What is expected:
Lines in the listing below that include the word "Murmu" need to be copied.

- Opening Delimiter -

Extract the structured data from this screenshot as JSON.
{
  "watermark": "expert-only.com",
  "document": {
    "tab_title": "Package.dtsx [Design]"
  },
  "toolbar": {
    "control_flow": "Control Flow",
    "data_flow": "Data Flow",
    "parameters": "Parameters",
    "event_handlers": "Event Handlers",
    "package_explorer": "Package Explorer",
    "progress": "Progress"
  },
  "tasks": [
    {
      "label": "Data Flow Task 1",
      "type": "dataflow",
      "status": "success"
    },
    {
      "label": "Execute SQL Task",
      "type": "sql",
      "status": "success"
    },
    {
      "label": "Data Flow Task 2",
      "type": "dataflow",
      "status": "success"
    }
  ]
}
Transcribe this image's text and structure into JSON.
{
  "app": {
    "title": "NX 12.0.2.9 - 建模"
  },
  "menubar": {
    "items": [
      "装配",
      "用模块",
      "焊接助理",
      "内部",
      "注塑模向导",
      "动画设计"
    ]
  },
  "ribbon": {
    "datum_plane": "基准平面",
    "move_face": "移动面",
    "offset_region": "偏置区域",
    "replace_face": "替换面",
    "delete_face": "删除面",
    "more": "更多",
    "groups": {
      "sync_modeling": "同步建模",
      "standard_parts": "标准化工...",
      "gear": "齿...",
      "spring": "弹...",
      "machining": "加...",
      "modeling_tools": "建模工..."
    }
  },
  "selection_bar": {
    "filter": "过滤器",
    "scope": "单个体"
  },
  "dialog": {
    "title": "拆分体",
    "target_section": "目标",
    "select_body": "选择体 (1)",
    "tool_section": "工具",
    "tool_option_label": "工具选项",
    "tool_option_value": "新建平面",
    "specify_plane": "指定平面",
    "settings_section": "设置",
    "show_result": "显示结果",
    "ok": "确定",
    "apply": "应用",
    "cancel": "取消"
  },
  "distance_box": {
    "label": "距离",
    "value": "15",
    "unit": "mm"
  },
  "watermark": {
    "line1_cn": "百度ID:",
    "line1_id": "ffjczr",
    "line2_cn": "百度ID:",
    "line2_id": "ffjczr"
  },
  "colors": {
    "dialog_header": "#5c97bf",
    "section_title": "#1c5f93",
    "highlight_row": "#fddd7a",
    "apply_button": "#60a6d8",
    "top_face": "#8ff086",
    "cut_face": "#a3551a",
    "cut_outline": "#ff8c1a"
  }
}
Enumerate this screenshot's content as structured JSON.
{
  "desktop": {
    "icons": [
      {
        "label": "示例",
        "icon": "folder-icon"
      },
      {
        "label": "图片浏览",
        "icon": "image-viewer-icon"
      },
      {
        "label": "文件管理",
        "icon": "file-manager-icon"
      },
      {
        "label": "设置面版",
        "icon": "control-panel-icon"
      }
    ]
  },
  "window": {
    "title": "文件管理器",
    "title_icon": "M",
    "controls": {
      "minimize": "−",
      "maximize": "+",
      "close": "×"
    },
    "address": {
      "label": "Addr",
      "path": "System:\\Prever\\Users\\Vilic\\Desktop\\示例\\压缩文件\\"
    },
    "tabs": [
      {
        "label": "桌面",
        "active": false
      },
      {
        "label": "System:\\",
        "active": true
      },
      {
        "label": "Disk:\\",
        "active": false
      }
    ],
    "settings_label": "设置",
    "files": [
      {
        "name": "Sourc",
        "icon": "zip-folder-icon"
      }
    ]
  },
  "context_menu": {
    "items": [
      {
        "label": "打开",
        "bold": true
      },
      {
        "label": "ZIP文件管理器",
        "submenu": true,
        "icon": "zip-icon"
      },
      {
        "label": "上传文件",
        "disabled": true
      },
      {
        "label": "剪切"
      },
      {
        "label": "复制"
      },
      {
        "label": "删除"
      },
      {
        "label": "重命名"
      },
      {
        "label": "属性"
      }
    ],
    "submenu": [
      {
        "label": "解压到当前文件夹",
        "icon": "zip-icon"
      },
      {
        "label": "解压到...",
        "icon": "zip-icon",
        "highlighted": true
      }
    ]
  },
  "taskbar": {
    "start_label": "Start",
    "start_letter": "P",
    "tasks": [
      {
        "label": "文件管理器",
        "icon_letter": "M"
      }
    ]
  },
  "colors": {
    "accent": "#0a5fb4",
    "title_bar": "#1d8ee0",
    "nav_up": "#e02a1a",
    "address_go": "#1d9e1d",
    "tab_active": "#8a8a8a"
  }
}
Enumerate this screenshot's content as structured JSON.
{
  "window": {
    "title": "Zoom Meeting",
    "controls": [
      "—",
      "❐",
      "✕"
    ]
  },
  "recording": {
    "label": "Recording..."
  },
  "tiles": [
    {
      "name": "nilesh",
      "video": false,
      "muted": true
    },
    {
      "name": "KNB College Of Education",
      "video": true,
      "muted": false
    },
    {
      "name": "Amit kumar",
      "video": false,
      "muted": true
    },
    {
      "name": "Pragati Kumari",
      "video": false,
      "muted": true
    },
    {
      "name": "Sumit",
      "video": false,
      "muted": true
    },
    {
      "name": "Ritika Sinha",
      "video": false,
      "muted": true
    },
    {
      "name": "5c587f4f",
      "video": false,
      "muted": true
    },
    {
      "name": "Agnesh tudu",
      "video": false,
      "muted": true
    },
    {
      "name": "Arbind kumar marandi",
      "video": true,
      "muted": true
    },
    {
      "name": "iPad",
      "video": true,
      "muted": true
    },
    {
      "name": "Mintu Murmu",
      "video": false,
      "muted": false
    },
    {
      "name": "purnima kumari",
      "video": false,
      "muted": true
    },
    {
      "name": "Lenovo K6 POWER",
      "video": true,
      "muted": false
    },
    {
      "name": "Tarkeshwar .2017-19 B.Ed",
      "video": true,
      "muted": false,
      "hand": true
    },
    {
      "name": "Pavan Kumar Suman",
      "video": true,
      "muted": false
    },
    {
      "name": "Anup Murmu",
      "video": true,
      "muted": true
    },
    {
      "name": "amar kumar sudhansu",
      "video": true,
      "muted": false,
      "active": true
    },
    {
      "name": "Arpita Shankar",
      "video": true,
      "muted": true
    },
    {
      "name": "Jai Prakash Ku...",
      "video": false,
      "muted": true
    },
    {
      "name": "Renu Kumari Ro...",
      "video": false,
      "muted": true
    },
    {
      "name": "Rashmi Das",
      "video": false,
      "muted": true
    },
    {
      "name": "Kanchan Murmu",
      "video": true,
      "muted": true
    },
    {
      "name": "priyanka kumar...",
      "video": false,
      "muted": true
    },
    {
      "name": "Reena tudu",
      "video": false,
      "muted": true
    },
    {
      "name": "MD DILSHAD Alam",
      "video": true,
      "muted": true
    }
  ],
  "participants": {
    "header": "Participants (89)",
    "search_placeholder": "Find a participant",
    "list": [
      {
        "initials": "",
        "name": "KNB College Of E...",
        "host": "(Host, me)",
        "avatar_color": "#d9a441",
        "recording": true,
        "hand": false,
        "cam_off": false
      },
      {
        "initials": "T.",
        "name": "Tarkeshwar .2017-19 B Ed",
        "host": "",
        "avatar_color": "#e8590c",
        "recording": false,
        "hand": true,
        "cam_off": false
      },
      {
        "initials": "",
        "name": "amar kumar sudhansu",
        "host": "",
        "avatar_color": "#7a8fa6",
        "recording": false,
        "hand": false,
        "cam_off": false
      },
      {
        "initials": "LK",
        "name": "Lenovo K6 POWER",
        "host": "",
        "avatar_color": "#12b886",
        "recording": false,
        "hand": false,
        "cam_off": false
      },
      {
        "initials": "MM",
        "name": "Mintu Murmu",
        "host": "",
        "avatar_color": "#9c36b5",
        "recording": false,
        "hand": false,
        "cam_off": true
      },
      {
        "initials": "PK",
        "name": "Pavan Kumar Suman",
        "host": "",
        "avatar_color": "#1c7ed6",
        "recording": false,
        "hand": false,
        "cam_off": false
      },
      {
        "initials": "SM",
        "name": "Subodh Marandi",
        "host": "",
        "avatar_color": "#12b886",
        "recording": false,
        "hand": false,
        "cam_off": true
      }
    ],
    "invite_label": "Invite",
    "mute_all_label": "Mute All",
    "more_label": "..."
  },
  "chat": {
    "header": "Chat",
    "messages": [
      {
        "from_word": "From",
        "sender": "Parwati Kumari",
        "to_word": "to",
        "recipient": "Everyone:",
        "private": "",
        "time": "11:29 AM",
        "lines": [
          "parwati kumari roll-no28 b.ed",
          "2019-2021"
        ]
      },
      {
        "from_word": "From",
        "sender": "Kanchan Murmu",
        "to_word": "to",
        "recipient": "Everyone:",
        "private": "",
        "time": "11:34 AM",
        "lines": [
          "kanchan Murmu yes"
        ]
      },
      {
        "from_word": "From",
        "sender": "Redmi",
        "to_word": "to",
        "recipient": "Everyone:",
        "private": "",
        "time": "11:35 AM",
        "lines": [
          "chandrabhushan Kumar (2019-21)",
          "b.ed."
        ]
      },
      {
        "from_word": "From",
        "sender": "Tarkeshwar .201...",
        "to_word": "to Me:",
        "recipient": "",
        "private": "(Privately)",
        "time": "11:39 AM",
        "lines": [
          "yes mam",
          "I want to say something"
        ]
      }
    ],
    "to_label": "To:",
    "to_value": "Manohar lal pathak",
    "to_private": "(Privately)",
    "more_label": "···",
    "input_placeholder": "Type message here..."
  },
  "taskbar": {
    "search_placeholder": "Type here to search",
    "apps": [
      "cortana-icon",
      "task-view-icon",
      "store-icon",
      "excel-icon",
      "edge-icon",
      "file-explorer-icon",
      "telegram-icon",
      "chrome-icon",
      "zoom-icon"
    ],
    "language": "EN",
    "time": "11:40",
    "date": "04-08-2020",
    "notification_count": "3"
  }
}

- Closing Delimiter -

Answer box:
      "name": "Mintu Murmu",
      "name": "Anup Murmu",
      "name": "Kanchan Murmu",
        "name": "Mintu Murmu",
        "sender": "Kanchan Murmu",
          "kanchan Murmu yes"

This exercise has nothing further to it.